Photo by Melissa Hunsucker. Pictured left to right are Lauren Kriel (Lauren), Martin Rader (James), Michael MacCauley (Schultz) and Kay Galvin (Marty).
For many artistic media, preparation for the act is the act itself. A dancer’s warmup is a kind of dance; a painter’s sketches can be seen as distinct works. An actor’s rites are less simulative. What actors do in acting class or during warmups before a performance have little to do with acting. They certainly have nothing to do with the coherent delivery to an audience of a play. Acting teachers say they do, of course, but an outsider, or even an impatient insider, will eventually cry, as does the character Lauren in the new production of Circle Mirror Transformation at North Carolina Stage Company, “Are we ever going to do any real acting?”

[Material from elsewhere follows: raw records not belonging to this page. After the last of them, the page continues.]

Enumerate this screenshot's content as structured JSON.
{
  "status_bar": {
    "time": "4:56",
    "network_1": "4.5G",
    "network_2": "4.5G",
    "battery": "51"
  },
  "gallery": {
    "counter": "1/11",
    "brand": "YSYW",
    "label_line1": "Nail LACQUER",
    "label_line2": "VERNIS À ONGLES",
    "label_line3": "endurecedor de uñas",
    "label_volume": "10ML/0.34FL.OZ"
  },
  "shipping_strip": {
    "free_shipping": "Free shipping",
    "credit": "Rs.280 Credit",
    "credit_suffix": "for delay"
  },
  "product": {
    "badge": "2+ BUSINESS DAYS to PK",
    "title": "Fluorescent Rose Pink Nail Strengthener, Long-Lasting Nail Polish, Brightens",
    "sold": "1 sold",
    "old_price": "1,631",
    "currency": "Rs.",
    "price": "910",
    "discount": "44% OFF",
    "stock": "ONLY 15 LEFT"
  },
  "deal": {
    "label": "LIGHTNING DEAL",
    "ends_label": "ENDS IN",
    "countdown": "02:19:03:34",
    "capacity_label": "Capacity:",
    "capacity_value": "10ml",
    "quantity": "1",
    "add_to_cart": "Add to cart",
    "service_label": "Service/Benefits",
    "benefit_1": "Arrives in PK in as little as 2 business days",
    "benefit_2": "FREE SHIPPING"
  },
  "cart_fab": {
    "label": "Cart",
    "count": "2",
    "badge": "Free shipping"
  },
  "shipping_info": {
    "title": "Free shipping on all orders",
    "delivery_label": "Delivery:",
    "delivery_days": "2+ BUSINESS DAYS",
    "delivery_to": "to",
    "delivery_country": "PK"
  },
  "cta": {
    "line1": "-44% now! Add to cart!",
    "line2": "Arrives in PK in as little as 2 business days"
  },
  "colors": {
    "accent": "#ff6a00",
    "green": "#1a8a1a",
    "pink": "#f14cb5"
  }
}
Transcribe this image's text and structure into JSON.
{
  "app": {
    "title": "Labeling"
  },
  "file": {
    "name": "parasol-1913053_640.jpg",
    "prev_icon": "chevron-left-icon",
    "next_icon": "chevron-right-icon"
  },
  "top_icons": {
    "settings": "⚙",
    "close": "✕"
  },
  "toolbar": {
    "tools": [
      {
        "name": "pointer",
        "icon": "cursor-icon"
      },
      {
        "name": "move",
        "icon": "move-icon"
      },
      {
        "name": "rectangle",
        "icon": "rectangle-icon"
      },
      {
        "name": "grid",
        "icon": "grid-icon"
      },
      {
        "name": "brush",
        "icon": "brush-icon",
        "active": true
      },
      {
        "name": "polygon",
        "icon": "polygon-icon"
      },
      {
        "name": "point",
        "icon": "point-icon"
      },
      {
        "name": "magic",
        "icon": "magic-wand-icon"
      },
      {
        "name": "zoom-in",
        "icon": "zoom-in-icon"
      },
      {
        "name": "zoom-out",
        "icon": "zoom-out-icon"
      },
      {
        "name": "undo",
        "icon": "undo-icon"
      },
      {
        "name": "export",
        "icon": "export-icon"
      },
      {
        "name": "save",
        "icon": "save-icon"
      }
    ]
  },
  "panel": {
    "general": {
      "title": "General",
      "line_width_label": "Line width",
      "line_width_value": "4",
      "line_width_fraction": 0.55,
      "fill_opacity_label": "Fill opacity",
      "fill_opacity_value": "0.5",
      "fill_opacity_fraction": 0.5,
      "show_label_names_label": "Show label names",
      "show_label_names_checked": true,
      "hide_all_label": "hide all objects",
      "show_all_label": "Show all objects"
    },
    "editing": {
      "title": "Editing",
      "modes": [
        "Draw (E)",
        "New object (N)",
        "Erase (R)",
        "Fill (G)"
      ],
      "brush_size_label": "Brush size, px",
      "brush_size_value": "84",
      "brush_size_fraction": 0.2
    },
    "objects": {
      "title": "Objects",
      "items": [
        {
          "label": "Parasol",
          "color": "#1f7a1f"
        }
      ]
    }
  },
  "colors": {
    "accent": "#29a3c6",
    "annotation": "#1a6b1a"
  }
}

Actors stomp across the room making silly sounds or doing a characteristic walk; they lie on the floor randomly counting to 10, hoping that two people don’t say the same number at the same time; they carry on conversations with nonsense words. Yes, sometimes there are flares of recognition, moments of insight, but no more than could be achieved during a conversation with friends in a café. You do get “warmed up,” but a set of calisthenics carry far less pomposity and take less time. The insights born of these exercises are often trivialities made glamorous by the shared moment, and almost always have more to do with the actor than with the art of theater, a time consuming self-indulgence that appeals to certain kinds of people for reasons easy to guess.
So, this is the moment of Circle Mirror Transformation. Five rural Vermonters meet with a teacher in Montpelier once a week for six weeks to do theater games and talk about their feelings, indirectly, and with maddening hesitancy and inexpressiveness. They do not learn how to act; neither do they learn how to make plain what is in their hearts. Their stammering inexpressiveness is, I suppose, meant to evoke reality, where we are all stammering and inexpressive, but the stage is not the world, and some concession must be made to the brevity of human life. That a six-week acting class may seem like an eternity doesn’t mean that a play about it must seem the same.
There is enough material in this script for a pretty fair one act.
A play about preparing for a play must have seemed a good idea when playwright Annie Baker sat down at the keyboard — it seems like a good idea now, when I look at the words — but something didn’t gel. Nothing comes of all this preparation — no extraordinary insight and not, at any point, surprise or delight. Such insight as there is barely rises above the level of gossip: who did what and to whom once upon a time, before our emotions withered. Montpelier comes off as a kind of convalescent ward for those who have retreated from the center of life. The acting class comes off as a refuge for those who must be tricked into engagement, and then only briefly, with their own situation. I left the theater grateful to skilled actors for making a limp script stand as long and as firmly as it did.
Whether it is the Immediate Theatre Project or a NC Stage production, acting at 15 Stage Lane is always impeccable. So it is with Circle Mirror Transformation. Michael MacCauley may be too intelligent and complex a performer to avoid being a little unsettling in the role of a simple carpenter, Schultz. (Schultz does make arty chairs, so perhaps that accounts for it.) We are told — if not exactly shown — he is an artist in the play and MacCauley delivers the tension and longing of the isolated workman without much support from the script. The back of his head is as expressive as some actors’ faces.
Kay Galvin is Marty, the teacher who spends her energy avoiding the actual craft she’s paid to teach. Why? What did Theater do to her that she avoids head-on contact with it? That’s a play.
Anyway, her patient schoolmarm wears thin (not Galvin’s fault), and we are grateful for the moment, late in the action, when she is allowed real and momentarily electrifying emotion. Lauren Kriel plays the sullen 16-year-old, Lauren, the one in the group whom you imagine to have a future. Lauren is beautifully underplayed, which is pretty much the option given by the lines. Virginia Logan’s Theresa, the object of male desire in the play, is brittle and damaged after an unsuccessful try at New York Theater and the cataclysmic end of a romance. Virginia Logan is attractive but Theresa is not. Why do the men love her? Is it simple proximity? It’s clear she doesn’t love them, or anything but a private hurt which she guards without expressing.
Theresa and Schultz have a moment at the opening of Act II when their bickering and hurt feelings are real, heartfelt and important. One thinks, “Aha! This is where the real play begins.” But, alas, no. Back to the games a heartbeat later. Marty manages to destroy her marriage with a game she herself has initiated, and one would think there’s drama there, but it’s dropped, a mere plot point, a mere shuffle of a half-drawn character trudging toward an end. Circle Mirror Transformation turns out to be that nightmare when there is all theater games and no theater, or just enough theater, an insight there, a solid laugh here, to make you miss the real thing.
Circle Mirror Transformation by Annie Baker, directed by Willie Repolay, is a co-production of Immediate Theatre Project and North Carolina Stage Company. NC Stage is located at 15 Stage Lane, across from Zambra. Http:///ncstage.org or 239-0263.